(Element data from apps and pages)
┌──

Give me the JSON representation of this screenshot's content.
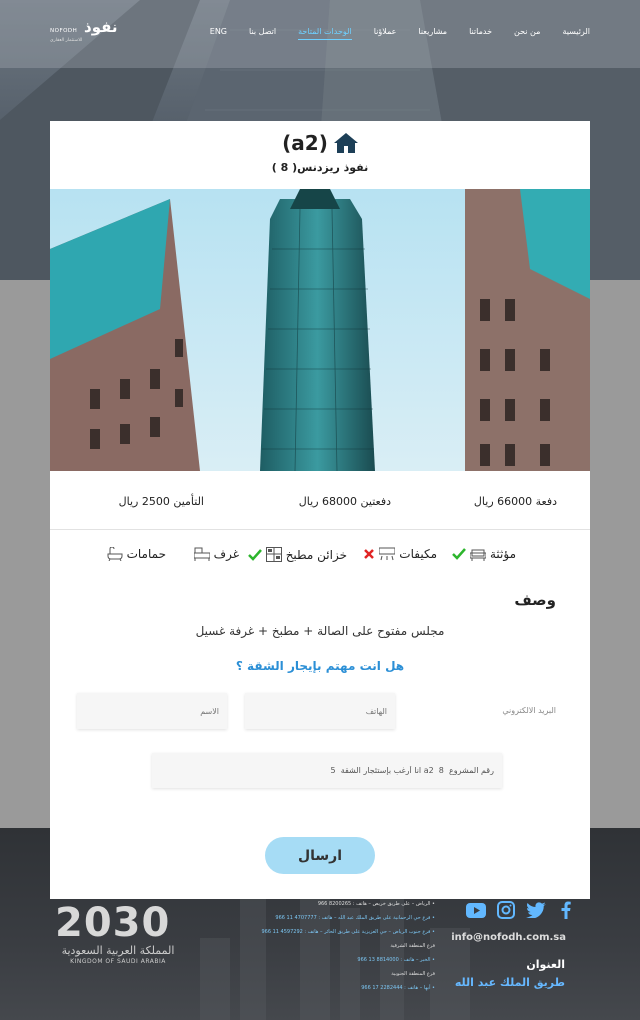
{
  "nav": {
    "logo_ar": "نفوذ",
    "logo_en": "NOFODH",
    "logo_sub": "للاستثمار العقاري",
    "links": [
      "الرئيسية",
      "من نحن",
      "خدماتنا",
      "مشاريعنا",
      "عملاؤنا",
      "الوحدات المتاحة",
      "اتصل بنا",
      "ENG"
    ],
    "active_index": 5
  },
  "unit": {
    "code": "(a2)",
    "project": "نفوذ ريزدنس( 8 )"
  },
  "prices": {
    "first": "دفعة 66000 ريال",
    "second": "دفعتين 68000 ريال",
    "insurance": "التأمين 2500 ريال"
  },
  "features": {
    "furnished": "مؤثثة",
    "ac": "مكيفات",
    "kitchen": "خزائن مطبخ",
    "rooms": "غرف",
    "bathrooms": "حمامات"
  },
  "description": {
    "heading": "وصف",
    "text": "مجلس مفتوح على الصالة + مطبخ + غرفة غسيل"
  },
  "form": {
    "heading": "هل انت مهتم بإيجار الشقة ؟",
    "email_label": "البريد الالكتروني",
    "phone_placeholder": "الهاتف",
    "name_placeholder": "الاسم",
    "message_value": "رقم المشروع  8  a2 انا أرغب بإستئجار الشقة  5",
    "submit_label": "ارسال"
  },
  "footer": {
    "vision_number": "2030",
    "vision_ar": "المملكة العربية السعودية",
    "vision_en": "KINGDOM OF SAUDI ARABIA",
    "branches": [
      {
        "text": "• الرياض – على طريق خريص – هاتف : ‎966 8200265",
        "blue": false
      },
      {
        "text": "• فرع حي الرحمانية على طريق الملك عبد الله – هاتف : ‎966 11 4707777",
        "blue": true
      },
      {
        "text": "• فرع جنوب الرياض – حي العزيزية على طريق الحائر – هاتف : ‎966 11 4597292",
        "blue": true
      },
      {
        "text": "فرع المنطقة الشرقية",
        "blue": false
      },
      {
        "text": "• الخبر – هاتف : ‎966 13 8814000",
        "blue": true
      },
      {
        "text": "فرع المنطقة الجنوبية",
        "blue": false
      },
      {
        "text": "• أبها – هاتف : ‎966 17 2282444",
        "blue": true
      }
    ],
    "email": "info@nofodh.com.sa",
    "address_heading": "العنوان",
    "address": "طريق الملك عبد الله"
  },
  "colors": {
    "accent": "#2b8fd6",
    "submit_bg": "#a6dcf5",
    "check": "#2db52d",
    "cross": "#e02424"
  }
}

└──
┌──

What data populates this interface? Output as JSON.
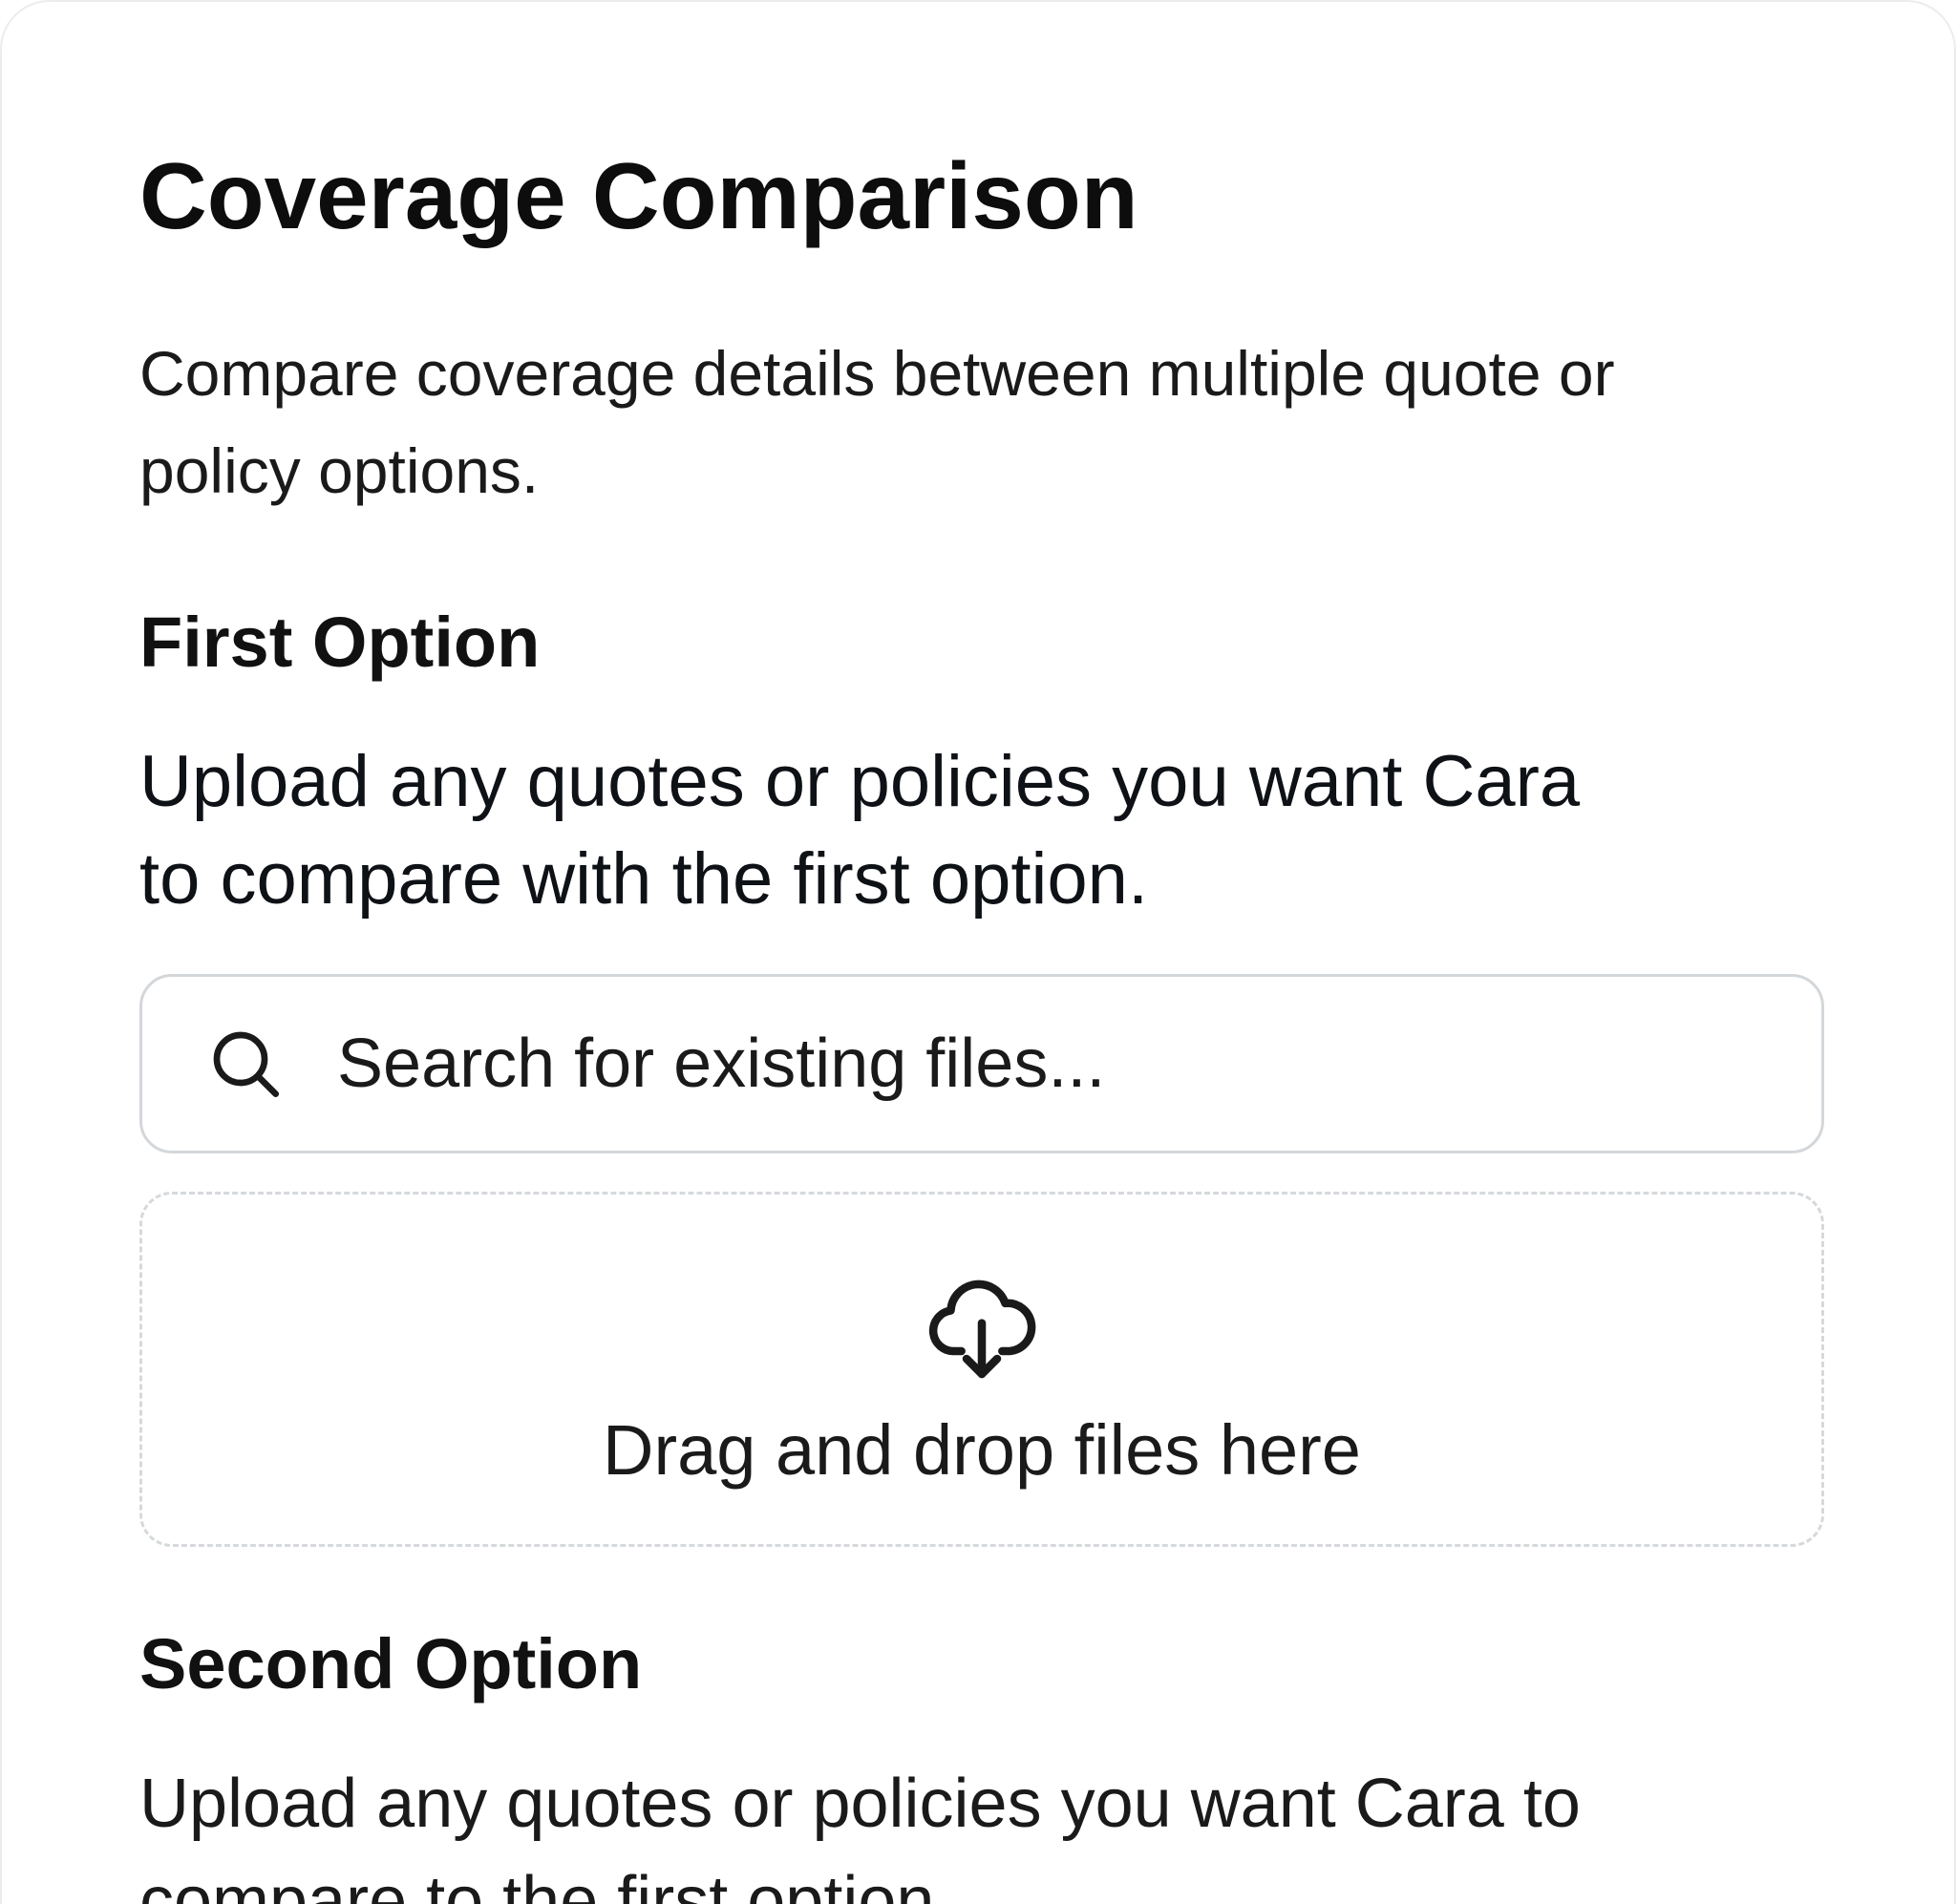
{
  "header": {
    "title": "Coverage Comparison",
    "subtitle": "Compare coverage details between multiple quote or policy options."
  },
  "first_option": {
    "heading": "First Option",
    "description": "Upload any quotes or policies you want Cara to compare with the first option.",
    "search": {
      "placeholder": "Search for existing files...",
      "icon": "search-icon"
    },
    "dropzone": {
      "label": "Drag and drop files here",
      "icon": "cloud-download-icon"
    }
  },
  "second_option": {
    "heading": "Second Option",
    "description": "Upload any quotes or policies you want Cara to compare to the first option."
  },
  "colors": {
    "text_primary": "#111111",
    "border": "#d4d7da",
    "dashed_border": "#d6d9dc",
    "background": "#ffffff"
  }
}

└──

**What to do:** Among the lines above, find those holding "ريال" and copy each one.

**Task answer:**
    "first": "دفعة 66000 ريال",
    "second": "دفعتين 68000 ريال",
    "insurance": "التأمين 2500 ريال"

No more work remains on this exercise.